An iconic monument, the Palace of Culture Iasi was inaugurated in 1925. It has no less than 299 rooms hosting four museums, historical artifacts, art galleries and a large public library, 92 windows in the front part of the building and another 36 inside the building. The Palace has become a symbol of the city and its cultural scene. In the present, the palace is listed in the National Register of Historic Monuments.
The building houses the Cultural Heritage Conservation-Restoration Centre, the main branch of the Gheorghe Asachi Iași County Library and hosts various exhibitions and other events.
In front of the neogothic Palace of Culture Iasi, there is a monumental equestrian statue of Stephan the Great, former Prince of Principality of Moldavia.
As a compensation for losing the status of political capital, Iasi has received the honorary title of cultural capital – not only of the Moldavia region but across the country. Iasi is also recognized for its prestigious public university, the oldest higher education institution in Romania.
Palace of Culture Iasi – History
Built in the flamboyant neo-Gothic style, adorned with fantasy-inspired ornaments and heraldic elements, the building is even more awe-inspiring inside, thanks to its vast Gothic marble hall and a room dedicated to Romanian Voivods.

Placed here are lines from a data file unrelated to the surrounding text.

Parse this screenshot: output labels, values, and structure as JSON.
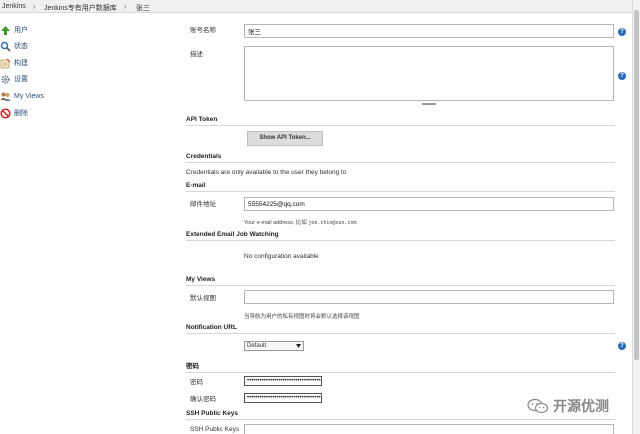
{
  "breadcrumb": [
    "Jenkins",
    "Jenkins专有用户数据库",
    "张三"
  ],
  "breadcrumb_separator": "›",
  "sidebar": {
    "items": [
      {
        "label": "用户",
        "icon": "up-arrow-icon",
        "color": "#3a9a2a"
      },
      {
        "label": "状态",
        "icon": "magnifier-icon",
        "color": "#2a6cb8"
      },
      {
        "label": "构建",
        "icon": "notepad-icon",
        "color": "#c49a3a"
      },
      {
        "label": "设置",
        "icon": "gear-icon",
        "color": "#6a7a8a"
      },
      {
        "label": "My Views",
        "icon": "users-icon",
        "color": "#7a5a3a"
      },
      {
        "label": "删除",
        "icon": "no-entry-icon",
        "color": "#d02020"
      }
    ]
  },
  "account": {
    "name_label": "账号名称",
    "name_value": "张三",
    "description_label": "描述",
    "description_value": ""
  },
  "api_token": {
    "header": "API Token",
    "button_label": "Show API Token..."
  },
  "credentials": {
    "header": "Credentials",
    "text": "Credentials are only available to the user they belong to"
  },
  "email": {
    "header": "E-mail",
    "label": "邮件地址",
    "value": "55554225@qq.com",
    "hint_prefix": "Your e-mail address, 比如",
    "hint_example": "joe.chin@sun.com"
  },
  "extended_email": {
    "header": "Extended Email Job Watching",
    "text": "No configuration available"
  },
  "my_views": {
    "header": "My Views",
    "label": "默认视图",
    "value": "",
    "hint": "当导航为用户的私有视图时将会默认选择该视图"
  },
  "notification": {
    "header": "Notification URL",
    "select_value": "Default"
  },
  "password": {
    "header": "密码",
    "password_label": "密码",
    "confirm_label": "确认密码",
    "masked": "••••••••••••••••••••••••••••••••••••••"
  },
  "ssh": {
    "header": "SSH Public Keys",
    "label": "SSH Public Keys"
  },
  "help_glyph": "?",
  "watermark": "开源优测",
  "colors": {
    "help": "#2a6cb8",
    "link": "#2c4f7a"
  }
}
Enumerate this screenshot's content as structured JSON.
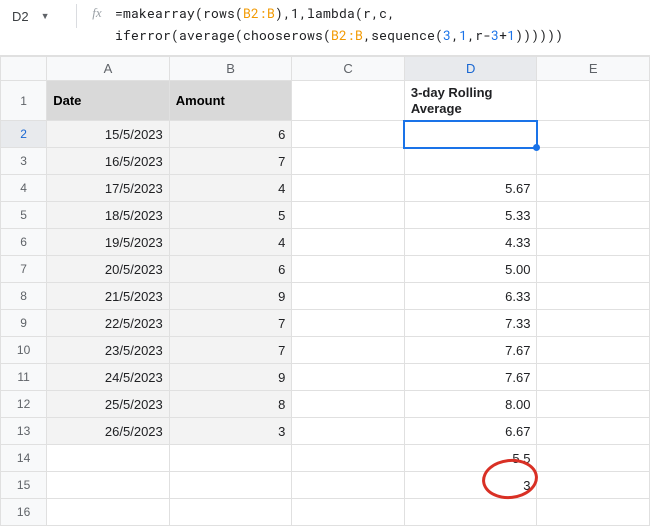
{
  "nameBox": {
    "cell": "D2"
  },
  "formula": {
    "line1_pre": "=makearray(rows(",
    "line1_rng": "B2:B",
    "line1_post": "),1,lambda(r,c,",
    "line2_pre": "iferror(average(chooserows(",
    "line2_rng": "B2:B",
    "line2_mid": ",sequence(",
    "line2_n1": "3",
    "line2_c1": ",",
    "line2_n2": "1",
    "line2_c2": ",r-",
    "line2_n3": "3",
    "line2_c3": "+",
    "line2_n4": "1",
    "line2_post": "))))))"
  },
  "cols": {
    "A": "A",
    "B": "B",
    "C": "C",
    "D": "D",
    "E": "E"
  },
  "headers": {
    "date": "Date",
    "amount": "Amount",
    "d": "3-day Rolling Average"
  },
  "rows": [
    {
      "n": "1"
    },
    {
      "n": "2",
      "a": "15/5/2023",
      "b": "6",
      "d": ""
    },
    {
      "n": "3",
      "a": "16/5/2023",
      "b": "7",
      "d": ""
    },
    {
      "n": "4",
      "a": "17/5/2023",
      "b": "4",
      "d": "5.67"
    },
    {
      "n": "5",
      "a": "18/5/2023",
      "b": "5",
      "d": "5.33"
    },
    {
      "n": "6",
      "a": "19/5/2023",
      "b": "4",
      "d": "4.33"
    },
    {
      "n": "7",
      "a": "20/5/2023",
      "b": "6",
      "d": "5.00"
    },
    {
      "n": "8",
      "a": "21/5/2023",
      "b": "9",
      "d": "6.33"
    },
    {
      "n": "9",
      "a": "22/5/2023",
      "b": "7",
      "d": "7.33"
    },
    {
      "n": "10",
      "a": "23/5/2023",
      "b": "7",
      "d": "7.67"
    },
    {
      "n": "11",
      "a": "24/5/2023",
      "b": "9",
      "d": "7.67"
    },
    {
      "n": "12",
      "a": "25/5/2023",
      "b": "8",
      "d": "8.00"
    },
    {
      "n": "13",
      "a": "26/5/2023",
      "b": "3",
      "d": "6.67"
    },
    {
      "n": "14",
      "a": "",
      "b": "",
      "d": "5.5"
    },
    {
      "n": "15",
      "a": "",
      "b": "",
      "d": "3"
    },
    {
      "n": "16",
      "a": "",
      "b": "",
      "d": ""
    }
  ],
  "chart_data": {
    "type": "table",
    "title": "3-day Rolling Average",
    "columns": [
      "Date",
      "Amount",
      "3-day Rolling Average"
    ],
    "data": [
      [
        "15/5/2023",
        6,
        null
      ],
      [
        "16/5/2023",
        7,
        null
      ],
      [
        "17/5/2023",
        4,
        5.67
      ],
      [
        "18/5/2023",
        5,
        5.33
      ],
      [
        "19/5/2023",
        4,
        4.33
      ],
      [
        "20/5/2023",
        6,
        5.0
      ],
      [
        "21/5/2023",
        9,
        6.33
      ],
      [
        "22/5/2023",
        7,
        7.33
      ],
      [
        "23/5/2023",
        7,
        7.67
      ],
      [
        "24/5/2023",
        9,
        7.67
      ],
      [
        "25/5/2023",
        8,
        8.0
      ],
      [
        "26/5/2023",
        3,
        6.67
      ],
      [
        null,
        null,
        5.5
      ],
      [
        null,
        null,
        3
      ]
    ]
  }
}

The construction of the palace underwent significant delays due to the outbreak of World War I and later served as barracks during World War II.
The communist era left its imprint, as well, as the frescoes of Romanian monarchs were covered with paint. However, since 1906 when the construction of the Palace was initiated on the old ruins of the medieval Royal Court of Moldavia and throughout the ages until today, the Palace of Culture has been an iconic monument, an undeniable landmark and a part of the city’s identity.
The Palace of Culture is inspired by the style of the Palace of Justice in Paris, built in the same date as the Clock Tower of the Palace of Culture from Iasi. A quite interesting fact, known only to a few people is how was the clock adjusted.
In the night of October 11 – 12 1925, the Romanian architect I.D Berindei and his 2 sons spent their time in the tower trying to adjust the clock. In that night The Hora of Unity (Hora Unirii) was heard throughout the city.
New information about Palace of Culture Iasi
After 8 year of rehabilitation, the Palace of Culture Iasi will be opened to public and it can be visited starting from April. From that date, the palace will host art exhibitions. In parallel, until June, experts will house four museums inside the building that will subsequently be open to the public. Until you’ll come to see it you can watch this short video: